- Exercise description
Using the data that follows, give the number of lines where the string "Please" occurs, and nothing else.
(Beginning of Data records)
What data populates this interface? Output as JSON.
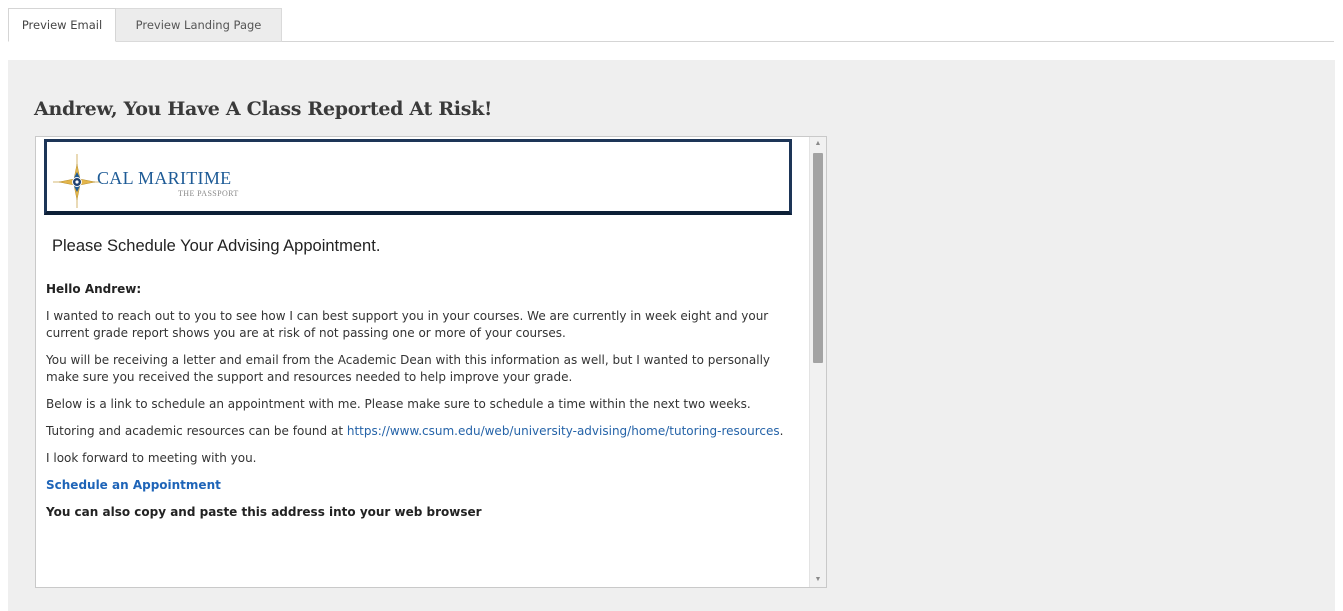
{
  "tabs": [
    {
      "label": "Preview Email"
    },
    {
      "label": "Preview Landing Page"
    }
  ],
  "email": {
    "subject": "Andrew, You Have A Class Reported At Risk!",
    "logo": {
      "name": "CAL MARITIME",
      "tagline": "THE PASSPORT",
      "icon": "compass-star-icon"
    },
    "lead": "Please Schedule Your Advising Appointment.",
    "greeting": "Hello Andrew:",
    "paragraph1": "I wanted to reach out to you to see how I can best support you in your courses. We are currently in week eight and your current grade report shows you are at risk of not passing one or more of your courses.",
    "paragraph2": "You will be receiving a letter and email from the Academic Dean with this information as well, but I wanted to personally make sure you received the support and resources needed to help improve your grade.",
    "paragraph3": "Below is a link to schedule an appointment with me. Please make sure to schedule a time within the next two weeks.",
    "paragraph4_prefix": "Tutoring and academic resources can be found at ",
    "paragraph4_link": "https://www.csum.edu/web/university-advising/home/tutoring-resources",
    "paragraph4_suffix": ".",
    "paragraph5": "I look forward to meeting with you.",
    "cta_link": "Schedule an Appointment",
    "copy_paste_text": "You can also copy and paste this address into your web browser"
  },
  "colors": {
    "accent_link": "#2563a8",
    "logo_border": "#1d3557",
    "panel_bg": "#efefef"
  }
}
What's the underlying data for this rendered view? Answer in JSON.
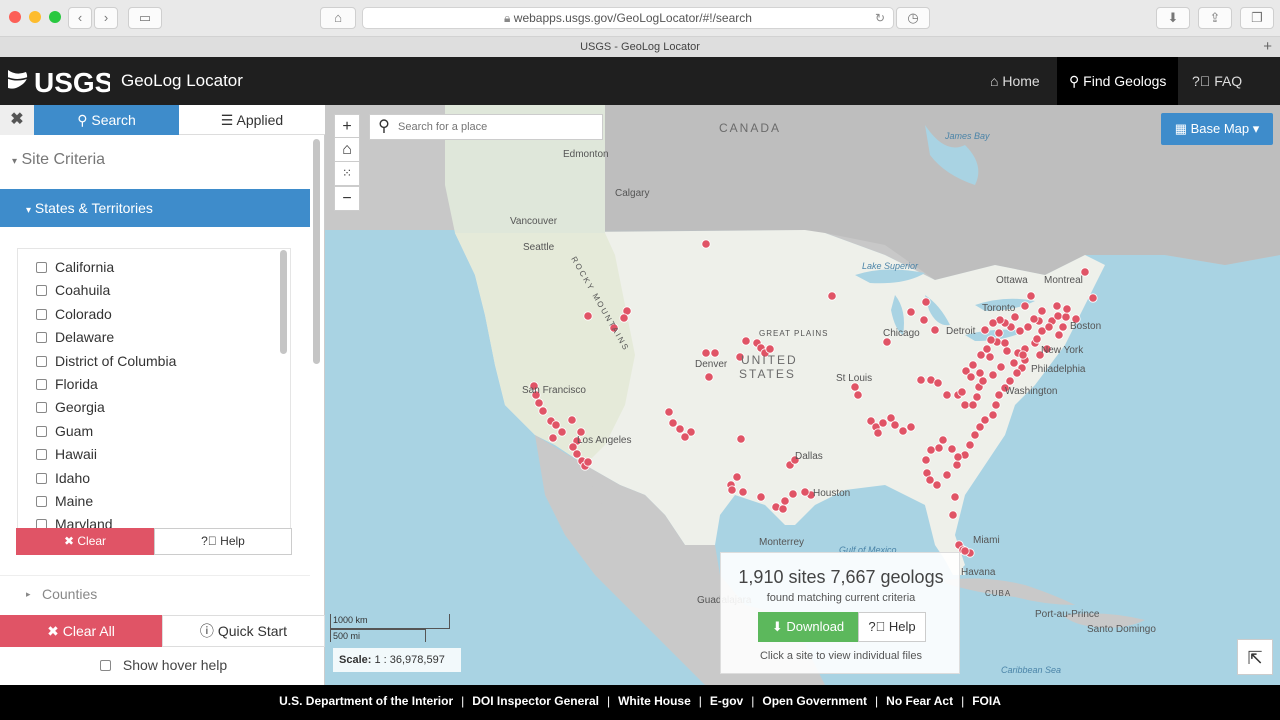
{
  "browser": {
    "url": "webapps.usgs.gov/GeoLogLocator/#!/search",
    "tab_title": "USGS - GeoLog Locator"
  },
  "header": {
    "logo_text": "USGS",
    "app_title": "GeoLog Locator",
    "nav": [
      {
        "label": "Home",
        "icon": "home-icon",
        "active": false
      },
      {
        "label": "Find Geologs",
        "icon": "search-icon",
        "active": true
      },
      {
        "label": "FAQ",
        "icon": "question-icon",
        "active": false
      }
    ]
  },
  "sidebar": {
    "close_glyph": "✖",
    "tabs": [
      {
        "label": "Search",
        "icon": "search-icon",
        "active": true
      },
      {
        "label": "Applied",
        "icon": "list-icon",
        "active": false
      }
    ],
    "site_criteria": "Site Criteria",
    "states_header": "States & Territories",
    "states": [
      "California",
      "Coahuila",
      "Colorado",
      "Delaware",
      "District of Columbia",
      "Florida",
      "Georgia",
      "Guam",
      "Hawaii",
      "Idaho",
      "Maine",
      "Maryland"
    ],
    "clear_label": "Clear",
    "help_label": "Help",
    "counties_label": "Counties",
    "clear_all_label": "Clear All",
    "quick_start_label": "Quick Start",
    "hover_help_label": "Show hover help"
  },
  "map": {
    "search_placeholder": "Search for a place",
    "basemap_label": "Base Map",
    "scale_km": "1000 km",
    "scale_mi": "500 mi",
    "scale_label": "Scale:",
    "scale_value": "1 : 36,978,597",
    "labels": {
      "canada": "CANADA",
      "us": "UNITED",
      "states": "STATES",
      "edmonton": "Edmonton",
      "calgary": "Calgary",
      "vancouver": "Vancouver",
      "seattle": "Seattle",
      "san_francisco": "San Francisco",
      "los_angeles": "Los Angeles",
      "denver": "Denver",
      "great_plains": "GREAT PLAINS",
      "chicago": "Chicago",
      "detroit": "Detroit",
      "toronto": "Toronto",
      "ottawa": "Ottawa",
      "montreal": "Montreal",
      "boston": "Boston",
      "new_york": "New York",
      "philadelphia": "Philadelphia",
      "washington": "Washington",
      "st_louis": "St Louis",
      "dallas": "Dallas",
      "houston": "Houston",
      "miami": "Miami",
      "havana": "Havana",
      "monterrey": "Monterrey",
      "guadalajara": "Guadalajara",
      "port_au_prince": "Port-au-Prince",
      "santo_domingo": "Santo Domingo",
      "lake_superior": "Lake Superior",
      "james_bay": "James Bay",
      "gulf_of_mexico": "Gulf of Mexico",
      "caribbean_sea": "Caribbean Sea",
      "rocky_mountains": "ROCKY MOUNTAINS",
      "cuba": "CUBA"
    },
    "results": {
      "count_text": "1,910 sites 7,667 geologs",
      "subtext": "found matching current criteria",
      "download_label": "Download",
      "help_label": "Help",
      "hint": "Click a site to view individual files"
    },
    "colors": {
      "site": "#e05466",
      "accent": "#3e8ccb"
    }
  },
  "footer": {
    "links": [
      "U.S. Department of the Interior",
      "DOI Inspector General",
      "White House",
      "E-gov",
      "Open Government",
      "No Fear Act",
      "FOIA"
    ]
  }
}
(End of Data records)
- Written response
2